In the United States, casinos are located in Nevada and other states that have legalized gambling. There are also casinos in Canada, Puerto Rico, and many South American countries. It is also legal for Native Americans to play in casinos on Indian reservations.

Gambling is a popular activity in the U.S., and casinos often host live entertainment, such as poker tournaments. In addition, many casinos host conventions and parties for corporate events and birthdays.

Casinos offer gambling enthusiasts a wide variety of games, including slot machines, baccarat, blackjack, and roulette. Each of these games has its own mathematically determined odds, which are used to determine whether the house has an edge over the player.
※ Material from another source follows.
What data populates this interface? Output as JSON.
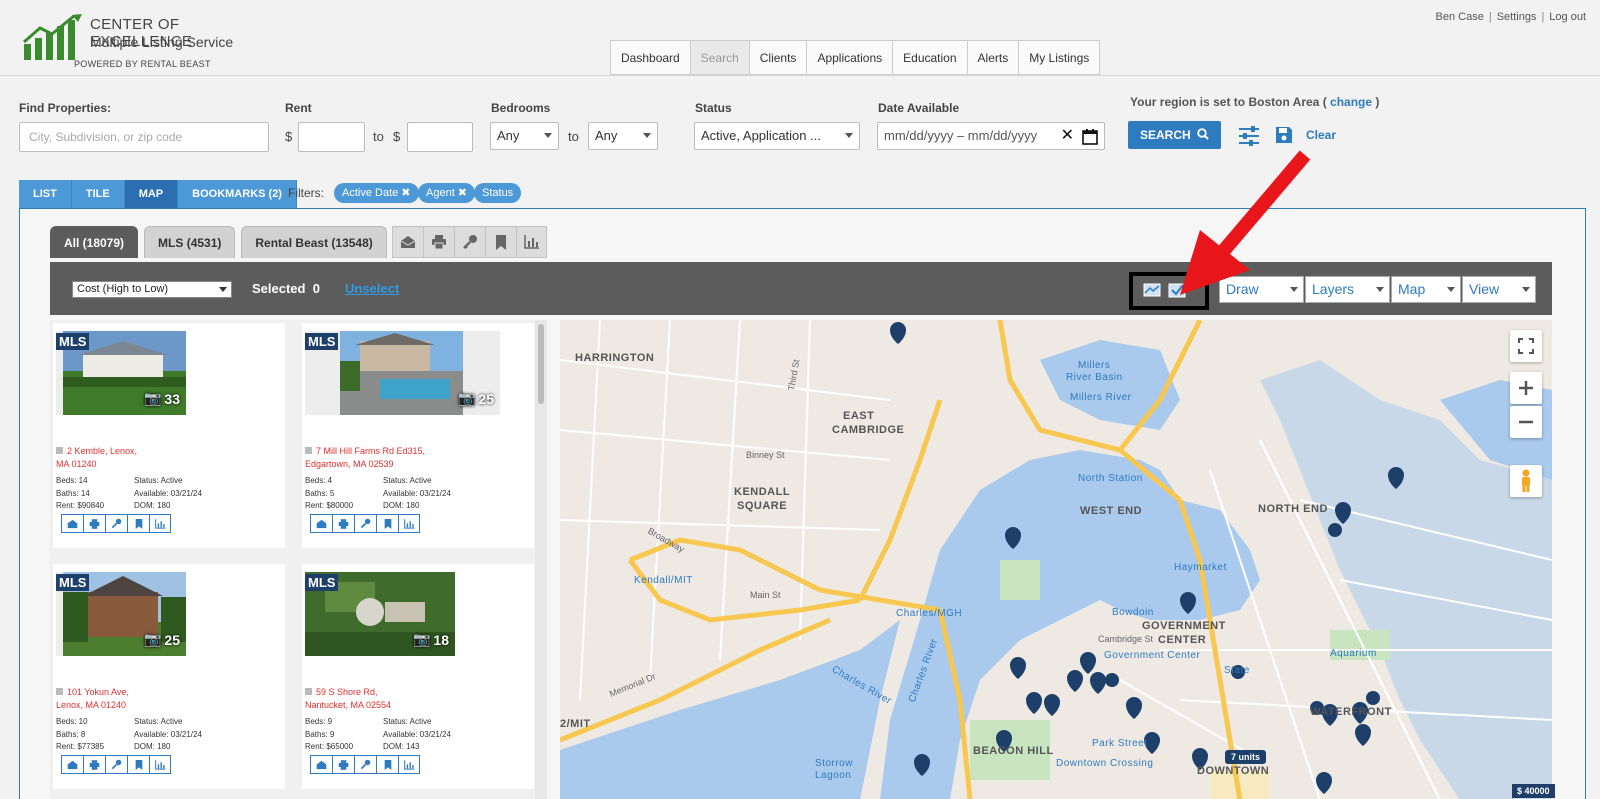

Casinos in the United States usually charge an advantage, known as a rake, to players. This is typically between 1.4 percent and 2 percent, but it can vary. If the casino pays out big money to bettors, the advantage may be lower.

A good casino should have a number of security measures to keep players safe. Some basic things include cameras, which watch every window and doorway, and routinely supervise the casino games. Also, video feeds are often recorded, and security personnel can watch the entire casino at once.

One of the most common types of games in a casino is a dice game. Popular ones include baccarat and craps. Other games, such as roulette, Keno, and Poker, are also popular.

Roulette is a popular table game, and it provides a substantial amount of profits for the casinos. While it is not as profitable as slots, it remains a popular game in the U.S., and its success has helped to boost the number of casinos outside of Las Vegas.

Besides gambling, a casino can offer its patrons complimentary beverages and cigarettes. Sometimes, casinos also offer special incentive packages, like first-play insurance for amateur bettors. Players can also take advantage of reduced-fare transportation for large bettors.

Slots are the economic backbone of most casinos in the U.S., and more than 900,000 slot machines are currently installed in the country. As a result, they provide billions of dollars in profit for casinos each year.

Gambling is a risky activity, and casinos are sometimes tempted to cheat their customers. Luckily, the majority of casinos have strict security and routines in place. However, some players are superstitious, and others may try to trick the staff to steal.